The composting process is carried out under aerobic conditions involving bacteria, archaea, and fungi. Little is known about the diversity of archaeal community in compost, although they may play an important role in methane production and ammonia oxidation. In the present study, archaeal community dynamics during cattle manure composting were analyzed using a clone library of the archaeal 16S rRNA gene. The results indicated that methane-producing archaea (methanogen) and ammonia-oxidizing archaea (AOA) may be the dominant microbes throughout the composting. The community consisted primarily of Methanocorpusculum-like and Methanosarcina-like sequences until day 2, while the number of Candidatus Nitrososphaera-like sequences increased from day 6 to day 30. Methanosarcina thermophila-like sequences were dominant from day 2, suggesting that M. thermophila-like species can adapt to increasing temperature or nutrient loss. A denaturant gradient gel electrophoresis analysis of the archaeal amoA genes revealed that the dominant amoA gene sequence with 99% homology to that of Candidatus Nitrososphaera gargensis was identical to those obtained from a different composting facility. These data suggested that AOA may play a role in ammonia oxidation in several composting practices. Our results provide fundamental information regarding archaeal community dynamics that will help in understanding the collective microbial community in compost.

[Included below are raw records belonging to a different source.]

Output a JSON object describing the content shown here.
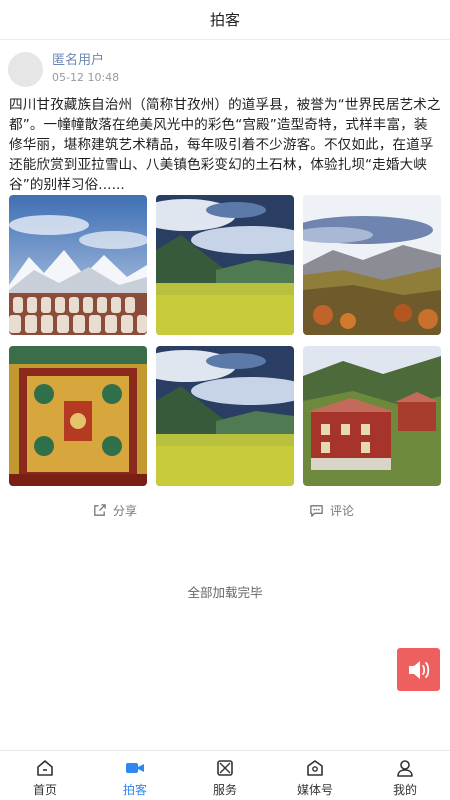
{
  "header": {
    "title": "拍客"
  },
  "post": {
    "username": "匿名用户",
    "timestamp": "05-12 10:48",
    "text": "四川甘孜藏族自治州（简称甘孜州）的道孚县，被誉为“世界民居艺术之都”。一幢幢散落在绝美风光中的彩色“宫殿”造型奇特，式样丰富，装修华丽，堪称建筑艺术精品，每年吸引着不少游客。不仅如此，在道孚还能欣赏到亚拉雪山、八美镇色彩变幻的土石林，体验扎坝“走婚大峡谷”的别样习俗......",
    "images": [
      {
        "icon": "snow-mountain-stupas-photo"
      },
      {
        "icon": "grassland-valley-photo"
      },
      {
        "icon": "autumn-valley-photo"
      },
      {
        "icon": "tibetan-wall-painting-photo"
      },
      {
        "icon": "grassland-valley-photo"
      },
      {
        "icon": "red-tibetan-houses-photo"
      }
    ],
    "actions": {
      "share": "分享",
      "comment": "评论"
    }
  },
  "footer_status": "全部加载完毕",
  "voice_button": {
    "icon": "speaker-icon",
    "color": "#ee5f5f"
  },
  "tabbar": {
    "active_color": "#2f87f0",
    "items": [
      {
        "label": "首页",
        "icon": "home-icon"
      },
      {
        "label": "拍客",
        "icon": "video-camera-icon"
      },
      {
        "label": "服务",
        "icon": "service-icon"
      },
      {
        "label": "媒体号",
        "icon": "media-icon"
      },
      {
        "label": "我的",
        "icon": "user-icon"
      }
    ]
  }
}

- 16S rRNA gene
- Ammonia-oxidizing archaea
ASJC Scopus subject areas
- Applied Microbiology and Biotechnology